--- Exercise data Enclosed Below ---

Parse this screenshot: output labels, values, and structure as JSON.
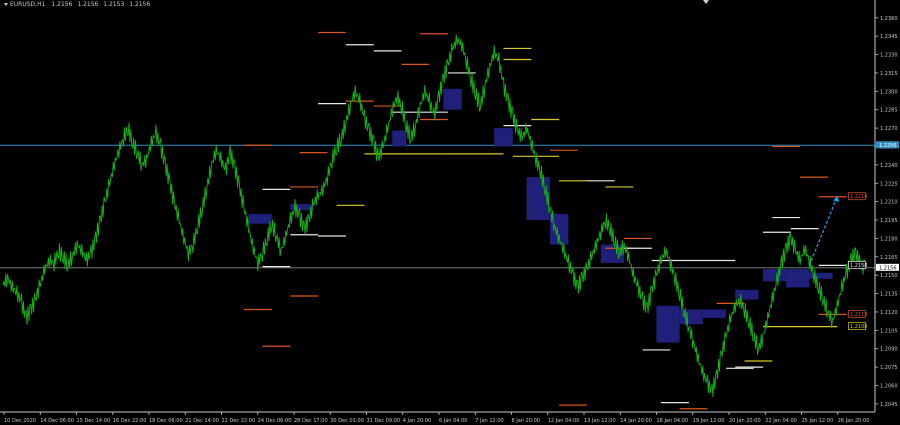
{
  "header": {
    "symbol": "EURUSD,H1",
    "ohlc": [
      "1.2156",
      "1.2156",
      "1.2153",
      "1.2156"
    ]
  },
  "colors": {
    "background": "#000000",
    "price_line": "#17b217",
    "axis_text": "#c8c8c8",
    "zone_fill": "#20207a",
    "level_orange": "#e0531a",
    "level_white": "#e8e8e8",
    "level_yellow": "#d8c828",
    "horizontal_blue": "#2d8fc4",
    "projection": "#2d9ce0"
  },
  "chart_data": {
    "type": "line",
    "series": [
      {
        "values": [
          1.2142,
          1.2148,
          1.214,
          1.2135,
          1.2128,
          1.2115,
          1.2122,
          1.213,
          1.2142,
          1.2155,
          1.2162,
          1.216,
          1.217,
          1.2165,
          1.2158,
          1.2166,
          1.2175,
          1.217,
          1.2162,
          1.2168,
          1.218,
          1.2195,
          1.221,
          1.2225,
          1.224,
          1.2252,
          1.2262,
          1.227,
          1.2258,
          1.225,
          1.224,
          1.2245,
          1.2258,
          1.2266,
          1.2255,
          1.224,
          1.2225,
          1.2208,
          1.2195,
          1.218,
          1.2168,
          1.2175,
          1.219,
          1.2205,
          1.2222,
          1.224,
          1.2252,
          1.2245,
          1.2235,
          1.225,
          1.2238,
          1.2222,
          1.2205,
          1.2188,
          1.2172,
          1.216,
          1.2168,
          1.218,
          1.2192,
          1.2182,
          1.217,
          1.2182,
          1.2195,
          1.2205,
          1.2198,
          1.2188,
          1.2195,
          1.2208,
          1.2215,
          1.222,
          1.223,
          1.2244,
          1.2254,
          1.2262,
          1.2275,
          1.229,
          1.23,
          1.2292,
          1.2278,
          1.2268,
          1.2258,
          1.2245,
          1.2255,
          1.227,
          1.2285,
          1.2296,
          1.2288,
          1.2272,
          1.2262,
          1.2272,
          1.2288,
          1.23,
          1.2292,
          1.228,
          1.2295,
          1.231,
          1.2322,
          1.2335,
          1.2342,
          1.2338,
          1.2325,
          1.231,
          1.2298,
          1.2288,
          1.2305,
          1.232,
          1.2332,
          1.2325,
          1.2305,
          1.2292,
          1.228,
          1.2268,
          1.2262,
          1.227,
          1.2258,
          1.2245,
          1.2235,
          1.222,
          1.2205,
          1.219,
          1.218,
          1.217,
          1.216,
          1.215,
          1.214,
          1.2148,
          1.2155,
          1.2165,
          1.2175,
          1.2185,
          1.2195,
          1.2188,
          1.2178,
          1.2168,
          1.2175,
          1.2165,
          1.215,
          1.214,
          1.213,
          1.2122,
          1.2138,
          1.215,
          1.2162,
          1.217,
          1.216,
          1.2148,
          1.2135,
          1.212,
          1.2108,
          1.2095,
          1.2082,
          1.207,
          1.2062,
          1.2055,
          1.2068,
          1.2085,
          1.21,
          1.2115,
          1.2125,
          1.213,
          1.2122,
          1.2112,
          1.21,
          1.209,
          1.21,
          1.2115,
          1.213,
          1.2145,
          1.216,
          1.2172,
          1.218,
          1.217,
          1.2162,
          1.2172,
          1.2162,
          1.215,
          1.214,
          1.213,
          1.212,
          1.2112,
          1.2125,
          1.214,
          1.2152,
          1.2162,
          1.2168,
          1.2158,
          1.2156
        ]
      }
    ],
    "x_labels": [
      "10 Dec 2020",
      "14 Dec 06:00",
      "15 Dec 14:00",
      "16 Dec 22:00",
      "18 Dec 06:00",
      "21 Dec 14:00",
      "22 Dec 22:00",
      "24 Dec 06:00",
      "28 Dec 17:00",
      "30 Dec 01:00",
      "31 Dec 09:00",
      "4 Jan 20:00",
      "6 Jan 04:00",
      "7 Jan 12:00",
      "8 Jan 20:00",
      "12 Jan 04:00",
      "13 Jan 12:00",
      "14 Jan 20:00",
      "18 Jan 04:00",
      "19 Jan 12:00",
      "20 Jan 20:00",
      "22 Jan 04:00",
      "25 Jan 12:00",
      "26 Jan 20:00"
    ],
    "y_ticks": [
      "1.2360",
      "1.2345",
      "1.2330",
      "1.2315",
      "1.2300",
      "1.2285",
      "1.2270",
      "1.2255",
      "1.2240",
      "1.2225",
      "1.2210",
      "1.2195",
      "1.2180",
      "1.2165",
      "1.2150",
      "1.2135",
      "1.2120",
      "1.2105",
      "1.2090",
      "1.2075",
      "1.2060",
      "1.2045"
    ],
    "ylim": [
      1.204,
      1.2368
    ],
    "grid": false,
    "current_price": "1.2156",
    "blue_level": "1.2256",
    "right_labels": [
      {
        "text": "1.2214",
        "value": 1.2214,
        "color": "#e0531a"
      },
      {
        "text": "1.2158",
        "value": 1.2158,
        "color": "#e8e8e8"
      },
      {
        "text": "1.2118",
        "value": 1.2118,
        "color": "#e0531a"
      },
      {
        "text": "1.2108",
        "value": 1.2108,
        "color": "#d8c828"
      }
    ],
    "zones": [
      {
        "i0": 53,
        "i1": 58,
        "lo": 1.2192,
        "hi": 1.22
      },
      {
        "i0": 62,
        "i1": 67,
        "lo": 1.2203,
        "hi": 1.2208
      },
      {
        "i0": 84,
        "i1": 87,
        "lo": 1.2255,
        "hi": 1.2268
      },
      {
        "i0": 95,
        "i1": 99,
        "lo": 1.2285,
        "hi": 1.2302
      },
      {
        "i0": 106,
        "i1": 110,
        "lo": 1.2255,
        "hi": 1.227
      },
      {
        "i0": 113,
        "i1": 118,
        "lo": 1.2195,
        "hi": 1.223
      },
      {
        "i0": 118,
        "i1": 122,
        "lo": 1.2175,
        "hi": 1.22
      },
      {
        "i0": 129,
        "i1": 134,
        "lo": 1.216,
        "hi": 1.2175
      },
      {
        "i0": 141,
        "i1": 146,
        "lo": 1.2095,
        "hi": 1.2125
      },
      {
        "i0": 146,
        "i1": 151,
        "lo": 1.211,
        "hi": 1.2122
      },
      {
        "i0": 151,
        "i1": 156,
        "lo": 1.2115,
        "hi": 1.2122
      },
      {
        "i0": 158,
        "i1": 163,
        "lo": 1.213,
        "hi": 1.2138
      },
      {
        "i0": 164,
        "i1": 169,
        "lo": 1.2145,
        "hi": 1.2155
      },
      {
        "i0": 169,
        "i1": 174,
        "lo": 1.214,
        "hi": 1.2155
      },
      {
        "i0": 174,
        "i1": 179,
        "lo": 1.2147,
        "hi": 1.2152
      }
    ],
    "levels": [
      {
        "i0": 68,
        "i1": 74,
        "v": 1.2348,
        "c": "o"
      },
      {
        "i0": 74,
        "i1": 80,
        "v": 1.2338,
        "c": "w"
      },
      {
        "i0": 80,
        "i1": 86,
        "v": 1.2333,
        "c": "w"
      },
      {
        "i0": 86,
        "i1": 92,
        "v": 1.2322,
        "c": "o"
      },
      {
        "i0": 90,
        "i1": 96,
        "v": 1.2347,
        "c": "o"
      },
      {
        "i0": 96,
        "i1": 102,
        "v": 1.2315,
        "c": "w"
      },
      {
        "i0": 108,
        "i1": 114,
        "v": 1.2335,
        "c": "y"
      },
      {
        "i0": 108,
        "i1": 114,
        "v": 1.2326,
        "c": "y"
      },
      {
        "i0": 68,
        "i1": 74,
        "v": 1.229,
        "c": "w"
      },
      {
        "i0": 74,
        "i1": 80,
        "v": 1.2292,
        "c": "o"
      },
      {
        "i0": 80,
        "i1": 86,
        "v": 1.2288,
        "c": "o"
      },
      {
        "i0": 84,
        "i1": 90,
        "v": 1.2283,
        "c": "w"
      },
      {
        "i0": 90,
        "i1": 96,
        "v": 1.2283,
        "c": "w"
      },
      {
        "i0": 90,
        "i1": 96,
        "v": 1.2277,
        "c": "o"
      },
      {
        "i0": 108,
        "i1": 114,
        "v": 1.2272,
        "c": "w"
      },
      {
        "i0": 114,
        "i1": 120,
        "v": 1.2277,
        "c": "y"
      },
      {
        "i0": 52,
        "i1": 58,
        "v": 1.2256,
        "c": "o"
      },
      {
        "i0": 64,
        "i1": 70,
        "v": 1.225,
        "c": "o"
      },
      {
        "i0": 78,
        "i1": 96,
        "v": 1.2249,
        "c": "y"
      },
      {
        "i0": 96,
        "i1": 108,
        "v": 1.2249,
        "c": "y"
      },
      {
        "i0": 110,
        "i1": 120,
        "v": 1.2247,
        "c": "y"
      },
      {
        "i0": 118,
        "i1": 124,
        "v": 1.2252,
        "c": "o"
      },
      {
        "i0": 120,
        "i1": 126,
        "v": 1.2227,
        "c": "y"
      },
      {
        "i0": 126,
        "i1": 132,
        "v": 1.2227,
        "c": "w"
      },
      {
        "i0": 130,
        "i1": 136,
        "v": 1.2222,
        "c": "y"
      },
      {
        "i0": 56,
        "i1": 62,
        "v": 1.222,
        "c": "w"
      },
      {
        "i0": 62,
        "i1": 68,
        "v": 1.2222,
        "c": "o"
      },
      {
        "i0": 72,
        "i1": 78,
        "v": 1.2207,
        "c": "y"
      },
      {
        "i0": 62,
        "i1": 68,
        "v": 1.2183,
        "c": "w"
      },
      {
        "i0": 68,
        "i1": 74,
        "v": 1.2182,
        "c": "w"
      },
      {
        "i0": 56,
        "i1": 62,
        "v": 1.2157,
        "c": "w"
      },
      {
        "i0": 62,
        "i1": 68,
        "v": 1.2133,
        "c": "o"
      },
      {
        "i0": 52,
        "i1": 58,
        "v": 1.2122,
        "c": "o"
      },
      {
        "i0": 56,
        "i1": 62,
        "v": 1.2092,
        "c": "o"
      },
      {
        "i0": 130,
        "i1": 136,
        "v": 1.2172,
        "c": "o"
      },
      {
        "i0": 134,
        "i1": 140,
        "v": 1.2172,
        "c": "w"
      },
      {
        "i0": 134,
        "i1": 140,
        "v": 1.218,
        "c": "o"
      },
      {
        "i0": 138,
        "i1": 144,
        "v": 1.2089,
        "c": "w"
      },
      {
        "i0": 140,
        "i1": 146,
        "v": 1.2162,
        "c": "w"
      },
      {
        "i0": 146,
        "i1": 152,
        "v": 1.2162,
        "c": "w"
      },
      {
        "i0": 152,
        "i1": 158,
        "v": 1.2162,
        "c": "w"
      },
      {
        "i0": 154,
        "i1": 160,
        "v": 1.2127,
        "c": "o"
      },
      {
        "i0": 156,
        "i1": 162,
        "v": 1.2074,
        "c": "w"
      },
      {
        "i0": 158,
        "i1": 164,
        "v": 1.2075,
        "c": "w"
      },
      {
        "i0": 160,
        "i1": 166,
        "v": 1.208,
        "c": "y"
      },
      {
        "i0": 164,
        "i1": 170,
        "v": 1.2185,
        "c": "w"
      },
      {
        "i0": 166,
        "i1": 172,
        "v": 1.2197,
        "c": "w"
      },
      {
        "i0": 170,
        "i1": 176,
        "v": 1.2188,
        "c": "w"
      },
      {
        "i0": 166,
        "i1": 172,
        "v": 1.2255,
        "c": "o"
      },
      {
        "i0": 172,
        "i1": 178,
        "v": 1.223,
        "c": "o"
      },
      {
        "i0": 176,
        "i1": 182,
        "v": 1.2214,
        "c": "o"
      },
      {
        "i0": 176,
        "i1": 182,
        "v": 1.2158,
        "c": "w"
      },
      {
        "i0": 176,
        "i1": 182,
        "v": 1.2118,
        "c": "o"
      },
      {
        "i0": 164,
        "i1": 180,
        "v": 1.2108,
        "c": "y"
      },
      {
        "i0": 120,
        "i1": 126,
        "v": 1.2044,
        "c": "o"
      },
      {
        "i0": 142,
        "i1": 148,
        "v": 1.2046,
        "c": "w"
      },
      {
        "i0": 146,
        "i1": 152,
        "v": 1.2041,
        "c": "o"
      }
    ],
    "projection": {
      "from_index": 174,
      "from": 1.2158,
      "to_index": 180,
      "to": 1.2214
    }
  }
}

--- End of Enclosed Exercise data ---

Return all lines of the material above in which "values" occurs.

Parse this screenshot: output labels, values, and structure as JSON.
        "values": [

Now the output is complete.